Mo. report finds racial disparity in traffic stops

May 31, 2013

Credit Travis Boechler / Flickr

Black motorists were more likely to be pulled over by police in Missouri last year, according to an annual report released by Attorney General Chris Koster.

The annual traffic report compares the racial breakdown of the state's driving-age population to the racial composition of drivers in the roughly 1.6 million stops made this year.

Koster, a Democrat, says the disparity measure is not conclusive evidence of racial profiling.

The report shows that white drivers were stopped at a lower rate than was expected given their proportion of the state's driving population. Black drivers were also more likely to be arrested at traffic stops than other motorists.

Missouri became the first state to publish a report examining racial disparity at traffic stops in 2001.

Black motorists were more likely to be pulled over by police in Missouri last year, according to an annual report released by Attorney General Chris Koster.

The annual traffic report compares the racial breakdown of the state's driving-age population to the racial composition of drivers in the roughly 1.6 million stops made this year.

Koster, a Democrat, says the disparity measure is not conclusive evidence of racial profiling.

The report shows that white drivers were stopped at a lower rate than was expected given their proportion of the state's driving population. Black drivers were also more likely to be arrested at traffic stops than other motorists.

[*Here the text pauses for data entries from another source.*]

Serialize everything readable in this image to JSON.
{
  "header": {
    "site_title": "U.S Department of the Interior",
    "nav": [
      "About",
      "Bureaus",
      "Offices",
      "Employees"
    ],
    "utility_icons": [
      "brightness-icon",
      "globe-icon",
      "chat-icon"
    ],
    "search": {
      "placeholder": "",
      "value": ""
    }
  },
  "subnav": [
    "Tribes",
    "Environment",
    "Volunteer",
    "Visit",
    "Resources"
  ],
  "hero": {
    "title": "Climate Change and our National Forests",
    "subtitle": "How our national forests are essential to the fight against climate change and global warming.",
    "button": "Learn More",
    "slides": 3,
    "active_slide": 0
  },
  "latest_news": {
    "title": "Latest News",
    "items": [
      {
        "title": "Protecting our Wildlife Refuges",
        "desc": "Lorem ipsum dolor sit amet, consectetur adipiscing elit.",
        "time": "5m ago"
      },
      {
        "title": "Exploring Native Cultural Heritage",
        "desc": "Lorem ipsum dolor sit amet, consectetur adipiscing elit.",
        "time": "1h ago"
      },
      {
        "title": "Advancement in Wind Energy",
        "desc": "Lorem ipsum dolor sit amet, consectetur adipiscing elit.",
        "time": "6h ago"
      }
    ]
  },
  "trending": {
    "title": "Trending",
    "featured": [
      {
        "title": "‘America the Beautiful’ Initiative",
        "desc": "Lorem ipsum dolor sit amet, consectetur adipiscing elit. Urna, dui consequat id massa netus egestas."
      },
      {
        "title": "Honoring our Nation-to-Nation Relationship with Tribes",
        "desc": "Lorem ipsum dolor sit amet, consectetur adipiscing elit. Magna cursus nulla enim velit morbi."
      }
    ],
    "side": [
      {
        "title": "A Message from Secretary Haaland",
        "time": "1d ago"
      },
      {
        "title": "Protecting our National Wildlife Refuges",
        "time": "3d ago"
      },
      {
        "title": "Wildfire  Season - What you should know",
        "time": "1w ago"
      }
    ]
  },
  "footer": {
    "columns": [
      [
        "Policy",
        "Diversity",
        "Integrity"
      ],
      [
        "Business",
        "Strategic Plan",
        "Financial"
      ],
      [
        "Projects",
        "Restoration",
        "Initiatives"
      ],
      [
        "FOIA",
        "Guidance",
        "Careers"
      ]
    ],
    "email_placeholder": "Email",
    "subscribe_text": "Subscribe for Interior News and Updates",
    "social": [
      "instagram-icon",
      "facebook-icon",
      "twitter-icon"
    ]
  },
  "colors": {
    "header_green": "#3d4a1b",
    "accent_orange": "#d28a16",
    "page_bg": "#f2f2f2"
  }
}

Missouri became the first state to publish a report examining racial disparity at traffic stops in 2001.